Lloyds — up once more now — has rallied from 27p in Oct to 43p.
All points currently being equal, they have further more to go but.
As lender watchers know far too properly, middle- and higher-course types in the United kingdom have far more cost savings in their accounts now than at any time in the latest history.
It’s a nest egg that’s been compelled on them by the lockdown with the Maldives and Bond Street properly off limits, large spenders have had nowhere to go.
Morgan Stanley analysts now predicted that Brits have now amassed some 7.7% of the overall country’s GDP in excess personal savings.
The query is, will they now invest it?
Morgan Stanley appears rather pessimistic.
It suggests substantially of the squirrelled-absent dollars has been trousered by more mature people who are inclined to be much more frugal than the rest of us. Its base situation is that Brits will only spend about 5% of all those surplus financial savings.

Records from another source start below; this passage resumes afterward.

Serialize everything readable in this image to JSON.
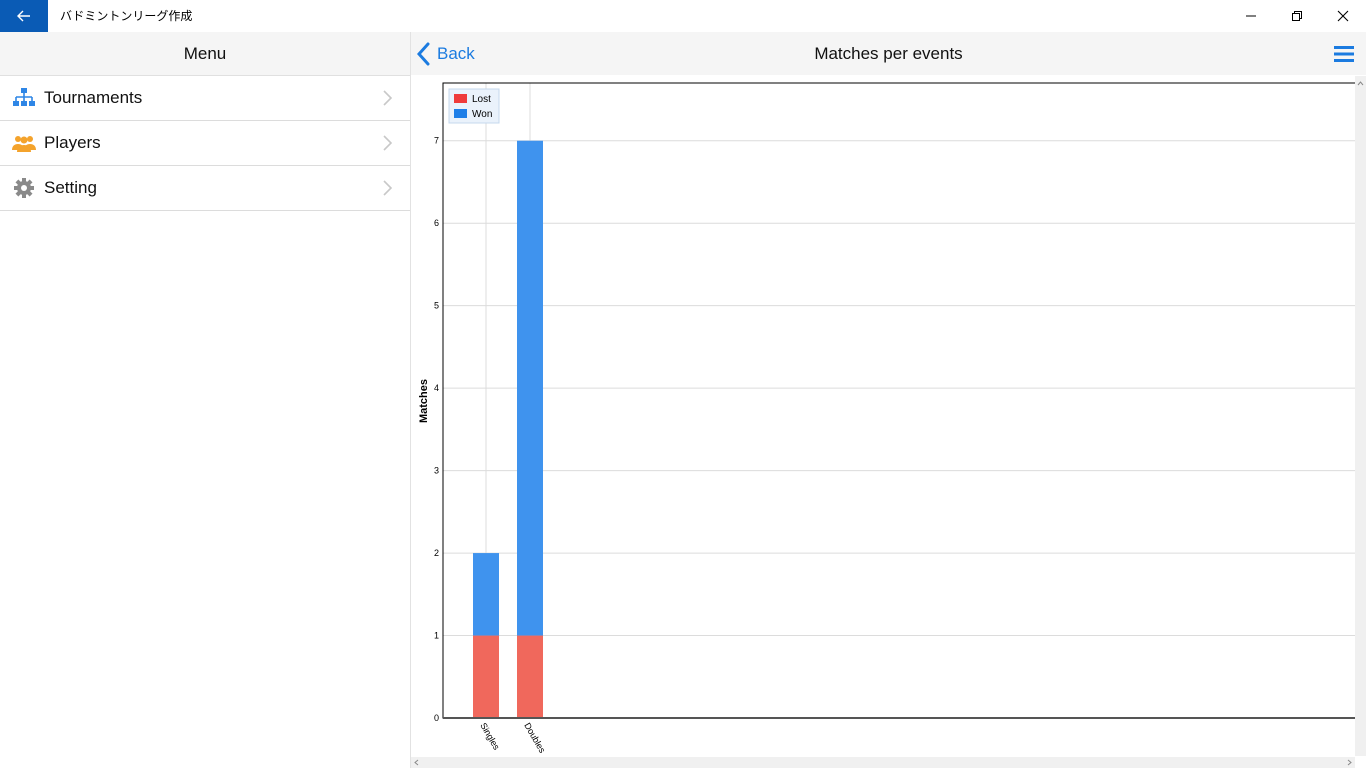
{
  "titlebar": {
    "title": "バドミントンリーグ作成"
  },
  "left": {
    "header": "Menu",
    "items": [
      {
        "label": "Tournaments",
        "icon": "sitemap-icon"
      },
      {
        "label": "Players",
        "icon": "users-icon"
      },
      {
        "label": "Setting",
        "icon": "gear-icon"
      }
    ]
  },
  "right": {
    "back_label": "Back",
    "title": "Matches per events"
  },
  "colors": {
    "accent": "#1b7be0",
    "lost": "#f0685c",
    "won": "#3f93ee",
    "titlebar_back": "#0a5bb5"
  },
  "chart_data": {
    "type": "bar",
    "stacked": true,
    "categories": [
      "Singles",
      "Doubles"
    ],
    "series": [
      {
        "name": "Lost",
        "values": [
          1,
          1
        ]
      },
      {
        "name": "Won",
        "values": [
          1,
          6
        ]
      }
    ],
    "ylabel": "Matches",
    "ylim": [
      0,
      7.7
    ],
    "yticks": [
      "0",
      "1",
      "2",
      "3",
      "4",
      "5",
      "6",
      "7"
    ],
    "grid": true,
    "legend": "top-left"
  }
}
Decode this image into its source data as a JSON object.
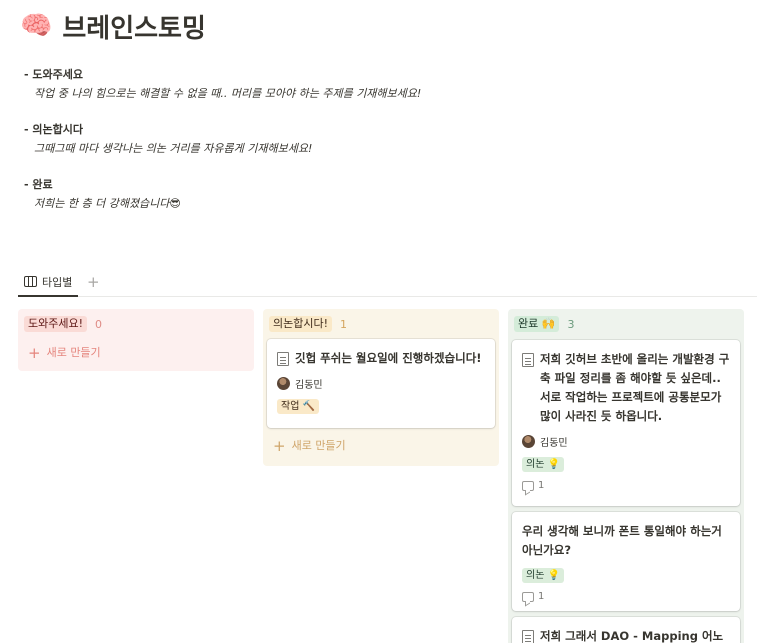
{
  "page": {
    "emoji": "🧠",
    "title": "브레인스토밍"
  },
  "sections": [
    {
      "head": "- 도와주세요",
      "desc": "작업 중 나의 힘으로는 해결할 수 없을 때.. 머리를 모아야 하는 주제를 기재해보세요!"
    },
    {
      "head": "- 의논합시다",
      "desc": "그때그때 마다 생각나는 의논 거리를 자유롭게 기재해보세요!"
    },
    {
      "head": "- 완료",
      "desc": "저희는 한 층 더 강해졌습니다😎"
    }
  ],
  "view": {
    "tab_label": "타입별",
    "add_symbol": "+"
  },
  "columns": [
    {
      "label": "도와주세요!",
      "count": "0",
      "new_label": "새로 만들기",
      "plus": "+"
    },
    {
      "label": "의논합시다!",
      "count": "1",
      "new_label": "새로 만들기",
      "plus": "+"
    },
    {
      "label": "완료 🙌",
      "count": "3"
    }
  ],
  "cards": {
    "discuss": [
      {
        "title": "깃헙 푸쉬는 월요일에 진행하겠습니다!",
        "person": "김동민",
        "tag": "작업 🔨"
      }
    ],
    "done": [
      {
        "title": "저희 깃허브 초반에 올리는 개발환경 구축 파일 정리를 좀 해야할 듯 싶은데.. 서로 작업하는 프로젝트에 공통분모가 많이 사라진 듯 하옵니다.",
        "person": "김동민",
        "tag": "의논 💡",
        "comments": "1"
      },
      {
        "title": "우리 생각해 보니까 폰트 통일해야 하는거 아닌가요?",
        "tag": "의논 💡",
        "comments": "1"
      },
      {
        "title": "저희 그래서 DAO - Mapping 어노테"
      }
    ]
  }
}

That won’t improve the economic climate a lot.
But Morgan Stanley underestimates how grim the past 12 months has been for those people persons.
Owning been cooped up and lonely for most of the previous 12 months, even more mature folks will splash out.
Garden centres, dining establishments and pubs will increase as people get back again jointly all over again. Early indications from cruise operators Carnival and Saga inform you the grey pound will be put in on vacations, too.
What’s that acquired to do with banking institutions?
All that investing should really lead to far more assurance, expansion and borrowing. Bread and butter for banking earnings.
The “reopening trade” — purchasing shares in leisure, journey and the rest ahead of lockdowns’ finish — has by now transpired.
For United kingdom banks, a lot less so. That tends to make their shares great price.
There’s a risk – a major threat – the expending boom will peter out following 12 months. But it is a gamble well worth having.